▶ _What you should do_
Print every entry again, precisely as written.

[[ Available data open ]]

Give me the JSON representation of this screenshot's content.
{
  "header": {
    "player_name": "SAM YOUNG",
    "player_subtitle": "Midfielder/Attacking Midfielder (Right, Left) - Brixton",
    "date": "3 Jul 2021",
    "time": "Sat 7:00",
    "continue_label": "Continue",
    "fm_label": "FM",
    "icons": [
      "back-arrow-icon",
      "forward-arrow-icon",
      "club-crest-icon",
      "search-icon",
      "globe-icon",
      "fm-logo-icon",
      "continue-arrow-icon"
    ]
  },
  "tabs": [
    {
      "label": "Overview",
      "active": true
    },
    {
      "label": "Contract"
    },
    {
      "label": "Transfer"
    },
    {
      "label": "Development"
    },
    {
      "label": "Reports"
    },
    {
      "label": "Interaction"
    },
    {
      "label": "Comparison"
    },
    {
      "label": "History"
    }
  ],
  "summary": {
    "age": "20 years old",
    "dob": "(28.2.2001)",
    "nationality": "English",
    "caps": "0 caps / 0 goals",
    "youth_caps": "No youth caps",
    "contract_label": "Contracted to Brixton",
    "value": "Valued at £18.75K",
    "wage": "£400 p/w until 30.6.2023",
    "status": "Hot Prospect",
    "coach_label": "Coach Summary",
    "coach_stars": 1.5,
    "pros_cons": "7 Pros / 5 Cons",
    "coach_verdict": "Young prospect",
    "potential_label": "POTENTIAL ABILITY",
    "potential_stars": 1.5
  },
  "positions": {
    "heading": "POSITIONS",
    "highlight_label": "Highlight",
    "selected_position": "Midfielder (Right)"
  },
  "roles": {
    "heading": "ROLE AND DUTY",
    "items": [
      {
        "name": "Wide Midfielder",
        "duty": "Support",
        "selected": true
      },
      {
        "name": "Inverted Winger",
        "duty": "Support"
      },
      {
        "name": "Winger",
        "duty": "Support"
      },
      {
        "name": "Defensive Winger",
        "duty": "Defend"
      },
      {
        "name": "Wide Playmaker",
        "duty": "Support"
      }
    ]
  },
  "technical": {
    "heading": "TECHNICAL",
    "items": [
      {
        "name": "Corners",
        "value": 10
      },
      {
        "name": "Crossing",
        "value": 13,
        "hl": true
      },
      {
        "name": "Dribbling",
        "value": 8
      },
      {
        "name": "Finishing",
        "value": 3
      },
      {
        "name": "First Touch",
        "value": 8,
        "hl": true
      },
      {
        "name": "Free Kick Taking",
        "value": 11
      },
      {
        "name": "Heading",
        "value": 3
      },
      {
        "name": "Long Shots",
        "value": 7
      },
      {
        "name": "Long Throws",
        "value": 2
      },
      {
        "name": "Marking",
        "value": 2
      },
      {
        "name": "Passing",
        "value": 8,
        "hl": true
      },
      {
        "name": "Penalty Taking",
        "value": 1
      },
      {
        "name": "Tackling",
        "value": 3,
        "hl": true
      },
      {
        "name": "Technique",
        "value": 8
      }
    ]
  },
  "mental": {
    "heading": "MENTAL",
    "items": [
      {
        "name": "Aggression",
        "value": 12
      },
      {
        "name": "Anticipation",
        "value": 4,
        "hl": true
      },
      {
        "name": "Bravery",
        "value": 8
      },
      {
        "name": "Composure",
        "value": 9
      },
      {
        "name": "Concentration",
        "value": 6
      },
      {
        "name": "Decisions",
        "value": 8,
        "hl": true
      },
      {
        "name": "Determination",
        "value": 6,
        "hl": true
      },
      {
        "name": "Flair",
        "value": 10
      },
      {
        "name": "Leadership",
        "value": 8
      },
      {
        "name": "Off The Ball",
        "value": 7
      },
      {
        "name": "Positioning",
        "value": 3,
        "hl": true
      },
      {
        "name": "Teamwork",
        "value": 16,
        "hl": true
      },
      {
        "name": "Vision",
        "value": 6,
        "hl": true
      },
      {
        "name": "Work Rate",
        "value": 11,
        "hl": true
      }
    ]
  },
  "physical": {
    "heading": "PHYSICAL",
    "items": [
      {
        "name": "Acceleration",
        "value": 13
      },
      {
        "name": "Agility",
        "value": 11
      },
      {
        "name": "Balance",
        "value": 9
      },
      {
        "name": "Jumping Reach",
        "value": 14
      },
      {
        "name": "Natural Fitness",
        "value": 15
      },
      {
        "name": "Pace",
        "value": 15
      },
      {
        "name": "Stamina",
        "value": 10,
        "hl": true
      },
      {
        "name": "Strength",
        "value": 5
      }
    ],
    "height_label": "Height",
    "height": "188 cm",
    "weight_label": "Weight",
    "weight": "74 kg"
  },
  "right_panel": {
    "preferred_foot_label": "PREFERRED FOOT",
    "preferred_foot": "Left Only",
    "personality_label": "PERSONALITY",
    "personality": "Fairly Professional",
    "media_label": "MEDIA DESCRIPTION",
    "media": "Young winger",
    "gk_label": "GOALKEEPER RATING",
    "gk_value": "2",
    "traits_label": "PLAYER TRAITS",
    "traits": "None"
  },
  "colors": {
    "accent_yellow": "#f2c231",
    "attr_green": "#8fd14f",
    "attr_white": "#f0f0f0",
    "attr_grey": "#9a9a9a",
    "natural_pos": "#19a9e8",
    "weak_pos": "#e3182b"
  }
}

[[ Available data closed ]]

▶ _Solution for this problem_
Give me the JSON representation of this screenshot's content.
{
  "header": {
    "player_name": "SAM YOUNG",
    "player_subtitle": "Midfielder/Attacking Midfielder (Right, Left) - Brixton",
    "date": "3 Jul 2021",
    "time": "Sat 7:00",
    "continue_label": "Continue",
    "fm_label": "FM",
    "icons": [
      "back-arrow-icon",
      "forward-arrow-icon",
      "club-crest-icon",
      "search-icon",
      "globe-icon",
      "fm-logo-icon",
      "continue-arrow-icon"
    ]
  },
  "tabs": [
    {
      "label": "Overview",
      "active": true
    },
    {
      "label": "Contract"
    },
    {
      "label": "Transfer"
    },
    {
      "label": "Development"
    },
    {
      "label": "Reports"
    },
    {
      "label": "Interaction"
    },
    {
      "label": "Comparison"
    },
    {
      "label": "History"
    }
  ],
  "summary": {
    "age": "20 years old",
    "dob": "(28.2.2001)",
    "nationality": "English",
    "caps": "0 caps / 0 goals",
    "youth_caps": "No youth caps",
    "contract_label": "Contracted to Brixton",
    "value": "Valued at £18.75K",
    "wage": "£400 p/w until 30.6.2023",
    "status": "Hot Prospect",
    "coach_label": "Coach Summary",
    "coach_stars": 1.5,
    "pros_cons": "7 Pros / 5 Cons",
    "coach_verdict": "Young prospect",
    "potential_label": "POTENTIAL ABILITY",
    "potential_stars": 1.5
  },
  "positions": {
    "heading": "POSITIONS",
    "highlight_label": "Highlight",
    "selected_position": "Midfielder (Right)"
  },
  "roles": {
    "heading": "ROLE AND DUTY",
    "items": [
      {
        "name": "Wide Midfielder",
        "duty": "Support",
        "selected": true
      },
      {
        "name": "Inverted Winger",
        "duty": "Support"
      },
      {
        "name": "Winger",
        "duty": "Support"
      },
      {
        "name": "Defensive Winger",
        "duty": "Defend"
      },
      {
        "name": "Wide Playmaker",
        "duty": "Support"
      }
    ]
  },
  "technical": {
    "heading": "TECHNICAL",
    "items": [
      {
        "name": "Corners",
        "value": 10
      },
      {
        "name": "Crossing",
        "value": 13,
        "hl": true
      },
      {
        "name": "Dribbling",
        "value": 8
      },
      {
        "name": "Finishing",
        "value": 3
      },
      {
        "name": "First Touch",
        "value": 8,
        "hl": true
      },
      {
        "name": "Free Kick Taking",
        "value": 11
      },
      {
        "name": "Heading",
        "value": 3
      },
      {
        "name": "Long Shots",
        "value": 7
      },
      {
        "name": "Long Throws",
        "value": 2
      },
      {
        "name": "Marking",
        "value": 2
      },
      {
        "name": "Passing",
        "value": 8,
        "hl": true
      },
      {
        "name": "Penalty Taking",
        "value": 1
      },
      {
        "name": "Tackling",
        "value": 3,
        "hl": true
      },
      {
        "name": "Technique",
        "value": 8
      }
    ]
  },
  "mental": {
    "heading": "MENTAL",
    "items": [
      {
        "name": "Aggression",
        "value": 12
      },
      {
        "name": "Anticipation",
        "value": 4,
        "hl": true
      },
      {
        "name": "Bravery",
        "value": 8
      },
      {
        "name": "Composure",
        "value": 9
      },
      {
        "name": "Concentration",
        "value": 6
      },
      {
        "name": "Decisions",
        "value": 8,
        "hl": true
      },
      {
        "name": "Determination",
        "value": 6,
        "hl": true
      },
      {
        "name": "Flair",
        "value": 10
      },
      {
        "name": "Leadership",
        "value": 8
      },
      {
        "name": "Off The Ball",
        "value": 7
      },
      {
        "name": "Positioning",
        "value": 3,
        "hl": true
      },
      {
        "name": "Teamwork",
        "value": 16,
        "hl": true
      },
      {
        "name": "Vision",
        "value": 6,
        "hl": true
      },
      {
        "name": "Work Rate",
        "value": 11,
        "hl": true
      }
    ]
  },
  "physical": {
    "heading": "PHYSICAL",
    "items": [
      {
        "name": "Acceleration",
        "value": 13
      },
      {
        "name": "Agility",
        "value": 11
      },
      {
        "name": "Balance",
        "value": 9
      },
      {
        "name": "Jumping Reach",
        "value": 14
      },
      {
        "name": "Natural Fitness",
        "value": 15
      },
      {
        "name": "Pace",
        "value": 15
      },
      {
        "name": "Stamina",
        "value": 10,
        "hl": true
      },
      {
        "name": "Strength",
        "value": 5
      }
    ],
    "height_label": "Height",
    "height": "188 cm",
    "weight_label": "Weight",
    "weight": "74 kg"
  },
  "right_panel": {
    "preferred_foot_label": "PREFERRED FOOT",
    "preferred_foot": "Left Only",
    "personality_label": "PERSONALITY",
    "personality": "Fairly Professional",
    "media_label": "MEDIA DESCRIPTION",
    "media": "Young winger",
    "gk_label": "GOALKEEPER RATING",
    "gk_value": "2",
    "traits_label": "PLAYER TRAITS",
    "traits": "None"
  },
  "colors": {
    "accent_yellow": "#f2c231",
    "attr_green": "#8fd14f",
    "attr_white": "#f0f0f0",
    "attr_grey": "#9a9a9a",
    "natural_pos": "#19a9e8",
    "weak_pos": "#e3182b"
  }
}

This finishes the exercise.